Chapter 1: Preparing to Record MIDI
In This Chapter
Configuring MIDI devices
Creating MIDI and instrument tracks
Setting inputs and outputs
Creating a click track
As you can read in Book I, Chapter 4, working with Musical Instrument Digital Interface (MIDI) lets you record performance data and add the sounds later. This gives you some advantages over recording audio. First, your MIDI tracks take up less room on your hard drive (not a big deal in today’s world, but worth mentioning). Secondly — and the most compelling reason for working with MIDI data — you can wait to choose the exact sound you want from your performance. This lets you tweak the sound as well as your performance. Of course, the drawback is that you can easily spend more time than you need when trying different options.

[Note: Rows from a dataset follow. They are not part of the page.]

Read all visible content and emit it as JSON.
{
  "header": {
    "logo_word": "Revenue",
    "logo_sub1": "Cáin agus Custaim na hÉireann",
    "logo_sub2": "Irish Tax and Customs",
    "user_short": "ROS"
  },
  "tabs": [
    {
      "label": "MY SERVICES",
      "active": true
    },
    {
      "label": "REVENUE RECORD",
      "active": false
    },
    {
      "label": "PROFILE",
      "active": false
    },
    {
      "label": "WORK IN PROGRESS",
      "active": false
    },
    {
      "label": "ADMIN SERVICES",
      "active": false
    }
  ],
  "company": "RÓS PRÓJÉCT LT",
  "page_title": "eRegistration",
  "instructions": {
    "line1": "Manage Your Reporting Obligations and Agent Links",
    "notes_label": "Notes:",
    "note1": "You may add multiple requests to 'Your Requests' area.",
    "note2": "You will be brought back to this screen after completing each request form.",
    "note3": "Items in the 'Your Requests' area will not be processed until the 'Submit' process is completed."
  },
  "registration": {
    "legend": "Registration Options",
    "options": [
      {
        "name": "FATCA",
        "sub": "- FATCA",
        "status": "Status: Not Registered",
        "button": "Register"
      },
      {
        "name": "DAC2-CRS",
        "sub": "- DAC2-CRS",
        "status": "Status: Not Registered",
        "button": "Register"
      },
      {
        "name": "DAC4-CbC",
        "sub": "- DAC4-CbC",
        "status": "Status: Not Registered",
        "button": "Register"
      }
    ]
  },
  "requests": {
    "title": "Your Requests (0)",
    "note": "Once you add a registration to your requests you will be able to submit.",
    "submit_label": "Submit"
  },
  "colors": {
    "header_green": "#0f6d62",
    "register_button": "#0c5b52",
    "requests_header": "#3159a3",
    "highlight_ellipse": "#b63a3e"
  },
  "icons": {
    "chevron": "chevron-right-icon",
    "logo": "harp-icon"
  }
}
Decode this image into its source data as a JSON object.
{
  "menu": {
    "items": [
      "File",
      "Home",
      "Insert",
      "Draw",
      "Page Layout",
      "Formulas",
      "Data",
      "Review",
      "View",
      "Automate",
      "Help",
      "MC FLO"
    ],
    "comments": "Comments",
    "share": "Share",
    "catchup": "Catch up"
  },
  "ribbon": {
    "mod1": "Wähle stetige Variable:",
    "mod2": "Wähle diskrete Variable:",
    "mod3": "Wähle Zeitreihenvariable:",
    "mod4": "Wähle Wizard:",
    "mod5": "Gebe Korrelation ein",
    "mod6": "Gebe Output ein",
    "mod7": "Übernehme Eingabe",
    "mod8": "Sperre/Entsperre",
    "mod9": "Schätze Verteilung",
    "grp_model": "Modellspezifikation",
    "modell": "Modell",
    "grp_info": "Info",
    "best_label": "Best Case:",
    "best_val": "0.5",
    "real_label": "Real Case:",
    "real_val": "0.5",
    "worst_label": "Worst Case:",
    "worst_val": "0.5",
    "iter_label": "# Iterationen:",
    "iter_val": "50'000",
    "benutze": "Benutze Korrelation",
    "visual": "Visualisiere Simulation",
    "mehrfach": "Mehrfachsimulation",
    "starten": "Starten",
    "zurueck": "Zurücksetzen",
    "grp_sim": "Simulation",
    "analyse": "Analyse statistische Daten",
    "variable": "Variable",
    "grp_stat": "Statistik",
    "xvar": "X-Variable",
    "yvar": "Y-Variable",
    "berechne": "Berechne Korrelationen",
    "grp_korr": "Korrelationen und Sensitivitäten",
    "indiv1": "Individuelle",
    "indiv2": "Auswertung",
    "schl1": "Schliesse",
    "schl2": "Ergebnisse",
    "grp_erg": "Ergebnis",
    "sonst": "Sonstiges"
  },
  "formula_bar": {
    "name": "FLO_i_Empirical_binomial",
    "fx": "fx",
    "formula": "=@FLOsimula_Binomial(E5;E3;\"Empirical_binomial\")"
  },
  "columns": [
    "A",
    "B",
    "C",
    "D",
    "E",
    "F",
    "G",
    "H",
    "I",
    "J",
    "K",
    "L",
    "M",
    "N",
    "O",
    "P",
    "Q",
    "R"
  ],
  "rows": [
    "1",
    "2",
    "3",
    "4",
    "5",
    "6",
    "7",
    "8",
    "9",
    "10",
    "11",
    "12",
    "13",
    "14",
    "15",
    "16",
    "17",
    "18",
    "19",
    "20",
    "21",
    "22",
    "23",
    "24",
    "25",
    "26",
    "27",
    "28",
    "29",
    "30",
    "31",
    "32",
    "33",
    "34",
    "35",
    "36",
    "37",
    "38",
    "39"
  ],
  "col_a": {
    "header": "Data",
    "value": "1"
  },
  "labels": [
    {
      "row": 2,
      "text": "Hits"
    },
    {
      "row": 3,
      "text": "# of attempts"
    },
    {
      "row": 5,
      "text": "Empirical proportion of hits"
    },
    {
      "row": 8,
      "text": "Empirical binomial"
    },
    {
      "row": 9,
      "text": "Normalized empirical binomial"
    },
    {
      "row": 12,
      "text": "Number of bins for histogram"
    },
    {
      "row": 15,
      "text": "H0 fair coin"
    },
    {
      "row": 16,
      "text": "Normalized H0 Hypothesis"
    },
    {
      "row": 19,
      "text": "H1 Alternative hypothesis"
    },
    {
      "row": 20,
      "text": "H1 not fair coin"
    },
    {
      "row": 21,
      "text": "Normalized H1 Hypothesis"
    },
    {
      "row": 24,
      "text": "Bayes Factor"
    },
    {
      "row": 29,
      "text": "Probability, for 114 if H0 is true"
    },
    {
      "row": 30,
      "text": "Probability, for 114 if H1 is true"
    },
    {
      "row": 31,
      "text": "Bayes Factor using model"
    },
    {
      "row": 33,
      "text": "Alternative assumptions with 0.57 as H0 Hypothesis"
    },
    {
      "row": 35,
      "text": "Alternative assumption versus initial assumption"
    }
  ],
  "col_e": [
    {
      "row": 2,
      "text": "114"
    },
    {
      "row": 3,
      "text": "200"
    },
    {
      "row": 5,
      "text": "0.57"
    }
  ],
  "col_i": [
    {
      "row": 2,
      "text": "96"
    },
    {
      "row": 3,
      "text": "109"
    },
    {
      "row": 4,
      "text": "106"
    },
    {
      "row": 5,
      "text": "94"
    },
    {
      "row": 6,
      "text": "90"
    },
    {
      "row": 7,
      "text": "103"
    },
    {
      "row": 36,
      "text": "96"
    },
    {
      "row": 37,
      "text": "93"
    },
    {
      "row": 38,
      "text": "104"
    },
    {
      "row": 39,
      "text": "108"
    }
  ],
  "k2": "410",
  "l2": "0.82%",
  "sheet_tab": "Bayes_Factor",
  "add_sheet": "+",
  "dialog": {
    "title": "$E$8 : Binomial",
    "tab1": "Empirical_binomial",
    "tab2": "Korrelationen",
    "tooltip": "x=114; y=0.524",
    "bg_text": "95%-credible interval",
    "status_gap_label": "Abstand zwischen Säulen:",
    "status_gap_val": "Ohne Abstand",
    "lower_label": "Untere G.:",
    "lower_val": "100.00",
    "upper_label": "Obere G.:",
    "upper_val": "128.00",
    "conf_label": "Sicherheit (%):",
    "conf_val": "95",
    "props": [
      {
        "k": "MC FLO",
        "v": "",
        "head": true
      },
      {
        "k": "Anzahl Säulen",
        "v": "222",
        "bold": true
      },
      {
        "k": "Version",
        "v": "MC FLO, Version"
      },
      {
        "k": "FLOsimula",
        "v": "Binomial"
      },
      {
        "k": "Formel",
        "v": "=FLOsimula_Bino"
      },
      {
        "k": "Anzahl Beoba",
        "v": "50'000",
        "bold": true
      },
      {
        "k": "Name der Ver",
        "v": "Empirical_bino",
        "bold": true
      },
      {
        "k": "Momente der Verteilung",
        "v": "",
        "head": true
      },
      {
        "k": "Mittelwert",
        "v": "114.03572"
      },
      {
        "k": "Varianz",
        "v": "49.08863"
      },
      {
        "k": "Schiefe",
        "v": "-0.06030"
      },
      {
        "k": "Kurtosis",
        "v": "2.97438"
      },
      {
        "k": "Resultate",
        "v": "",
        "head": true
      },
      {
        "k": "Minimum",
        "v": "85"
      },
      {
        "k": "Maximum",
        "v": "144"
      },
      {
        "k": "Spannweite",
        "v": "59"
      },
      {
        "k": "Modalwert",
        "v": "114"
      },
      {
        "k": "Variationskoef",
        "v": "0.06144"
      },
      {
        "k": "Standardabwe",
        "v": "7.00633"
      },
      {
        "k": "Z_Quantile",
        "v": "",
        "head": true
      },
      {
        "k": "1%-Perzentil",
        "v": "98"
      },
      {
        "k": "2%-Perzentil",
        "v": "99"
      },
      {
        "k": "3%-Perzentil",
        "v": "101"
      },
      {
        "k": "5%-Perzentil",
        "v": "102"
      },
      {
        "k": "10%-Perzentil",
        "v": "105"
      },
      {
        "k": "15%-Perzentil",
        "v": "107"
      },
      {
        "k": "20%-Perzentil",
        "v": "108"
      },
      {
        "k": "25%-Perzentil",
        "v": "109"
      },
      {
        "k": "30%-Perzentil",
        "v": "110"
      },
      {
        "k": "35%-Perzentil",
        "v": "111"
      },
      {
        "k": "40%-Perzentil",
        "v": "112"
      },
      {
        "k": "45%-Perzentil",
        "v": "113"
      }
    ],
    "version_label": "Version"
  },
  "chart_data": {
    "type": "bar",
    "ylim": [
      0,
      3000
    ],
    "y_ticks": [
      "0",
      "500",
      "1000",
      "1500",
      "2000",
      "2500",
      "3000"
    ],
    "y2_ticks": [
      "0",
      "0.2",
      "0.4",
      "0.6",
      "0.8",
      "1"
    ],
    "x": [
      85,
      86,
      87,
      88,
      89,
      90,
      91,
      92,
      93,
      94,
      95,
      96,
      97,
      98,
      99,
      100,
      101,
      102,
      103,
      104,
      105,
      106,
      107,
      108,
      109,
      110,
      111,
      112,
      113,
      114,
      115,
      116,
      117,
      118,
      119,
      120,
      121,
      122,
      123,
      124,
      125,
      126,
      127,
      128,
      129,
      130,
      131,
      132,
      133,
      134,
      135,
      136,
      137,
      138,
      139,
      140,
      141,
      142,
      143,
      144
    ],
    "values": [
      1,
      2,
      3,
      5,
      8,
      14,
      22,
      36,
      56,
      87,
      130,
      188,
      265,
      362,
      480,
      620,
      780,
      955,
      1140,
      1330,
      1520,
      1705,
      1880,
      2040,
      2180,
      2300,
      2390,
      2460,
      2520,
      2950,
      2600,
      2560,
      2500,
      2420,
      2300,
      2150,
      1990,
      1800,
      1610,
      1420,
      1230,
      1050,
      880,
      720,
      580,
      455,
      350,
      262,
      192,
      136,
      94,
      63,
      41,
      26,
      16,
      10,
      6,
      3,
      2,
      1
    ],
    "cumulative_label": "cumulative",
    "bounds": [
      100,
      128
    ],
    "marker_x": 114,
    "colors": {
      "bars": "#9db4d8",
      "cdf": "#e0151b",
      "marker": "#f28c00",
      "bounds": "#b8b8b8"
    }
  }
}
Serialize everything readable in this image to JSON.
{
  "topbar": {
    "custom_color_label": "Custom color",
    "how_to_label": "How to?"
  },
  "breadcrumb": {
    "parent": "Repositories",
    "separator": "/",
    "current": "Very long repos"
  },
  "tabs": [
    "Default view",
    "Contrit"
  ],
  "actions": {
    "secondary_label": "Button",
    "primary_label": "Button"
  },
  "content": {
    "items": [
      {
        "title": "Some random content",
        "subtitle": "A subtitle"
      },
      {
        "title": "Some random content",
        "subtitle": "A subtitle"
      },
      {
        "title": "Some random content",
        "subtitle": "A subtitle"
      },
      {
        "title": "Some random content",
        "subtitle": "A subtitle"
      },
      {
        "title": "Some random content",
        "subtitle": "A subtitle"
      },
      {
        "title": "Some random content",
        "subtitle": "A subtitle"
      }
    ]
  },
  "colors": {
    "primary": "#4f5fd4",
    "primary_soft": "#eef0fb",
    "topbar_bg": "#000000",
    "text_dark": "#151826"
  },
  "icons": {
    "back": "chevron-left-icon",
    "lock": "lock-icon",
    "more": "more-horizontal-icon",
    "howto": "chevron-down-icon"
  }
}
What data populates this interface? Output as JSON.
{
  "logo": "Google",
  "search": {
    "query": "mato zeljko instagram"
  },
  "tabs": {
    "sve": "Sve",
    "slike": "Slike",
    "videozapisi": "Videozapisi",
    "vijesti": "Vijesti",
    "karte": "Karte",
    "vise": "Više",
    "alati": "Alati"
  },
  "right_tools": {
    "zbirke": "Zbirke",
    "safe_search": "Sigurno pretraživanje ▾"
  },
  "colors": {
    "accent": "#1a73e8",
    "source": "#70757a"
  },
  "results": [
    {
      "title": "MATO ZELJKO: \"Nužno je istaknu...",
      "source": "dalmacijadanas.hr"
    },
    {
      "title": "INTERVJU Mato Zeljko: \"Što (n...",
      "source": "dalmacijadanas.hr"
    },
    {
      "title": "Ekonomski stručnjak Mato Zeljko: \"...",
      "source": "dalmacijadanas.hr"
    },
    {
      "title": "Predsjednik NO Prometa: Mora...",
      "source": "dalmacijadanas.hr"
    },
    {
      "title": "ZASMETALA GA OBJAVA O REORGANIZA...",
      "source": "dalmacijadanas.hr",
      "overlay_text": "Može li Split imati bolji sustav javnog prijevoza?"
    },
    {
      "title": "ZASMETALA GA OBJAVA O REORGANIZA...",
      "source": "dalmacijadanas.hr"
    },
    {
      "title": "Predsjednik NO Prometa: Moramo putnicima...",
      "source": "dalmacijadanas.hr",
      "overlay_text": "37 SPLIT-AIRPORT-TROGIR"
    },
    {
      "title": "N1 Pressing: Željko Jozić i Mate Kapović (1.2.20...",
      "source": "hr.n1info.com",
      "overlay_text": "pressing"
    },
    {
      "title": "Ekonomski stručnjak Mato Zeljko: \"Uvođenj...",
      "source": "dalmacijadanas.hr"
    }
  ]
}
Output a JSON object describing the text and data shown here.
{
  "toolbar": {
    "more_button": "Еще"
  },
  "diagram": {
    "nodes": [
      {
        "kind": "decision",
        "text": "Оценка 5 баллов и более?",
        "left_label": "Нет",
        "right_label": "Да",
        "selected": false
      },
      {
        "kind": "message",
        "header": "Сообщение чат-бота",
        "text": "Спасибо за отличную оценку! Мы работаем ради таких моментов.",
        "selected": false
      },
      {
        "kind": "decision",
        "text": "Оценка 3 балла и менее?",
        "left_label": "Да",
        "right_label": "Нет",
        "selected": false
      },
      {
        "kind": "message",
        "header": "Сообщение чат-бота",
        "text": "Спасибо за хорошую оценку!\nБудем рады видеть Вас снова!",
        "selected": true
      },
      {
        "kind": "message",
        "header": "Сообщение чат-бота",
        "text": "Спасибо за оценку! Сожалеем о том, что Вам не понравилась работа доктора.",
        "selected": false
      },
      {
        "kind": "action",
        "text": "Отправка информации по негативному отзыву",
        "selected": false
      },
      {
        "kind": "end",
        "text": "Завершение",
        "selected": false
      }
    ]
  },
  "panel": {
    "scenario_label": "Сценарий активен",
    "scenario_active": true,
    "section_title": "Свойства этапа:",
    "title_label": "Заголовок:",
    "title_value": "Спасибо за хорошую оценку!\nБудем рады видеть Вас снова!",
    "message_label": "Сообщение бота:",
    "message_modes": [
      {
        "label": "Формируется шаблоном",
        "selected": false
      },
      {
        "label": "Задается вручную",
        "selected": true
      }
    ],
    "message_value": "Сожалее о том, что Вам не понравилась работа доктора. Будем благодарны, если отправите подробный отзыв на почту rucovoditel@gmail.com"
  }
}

The MIDI capabilities in Pro Tools are not as sophisticated as those of some other programs, such as Sonar or Logic. This has its advantages for all but the most discerning MIDI power-user because you can get started creating music without a lot of fuss.
In this chapter, I walk you through setting ...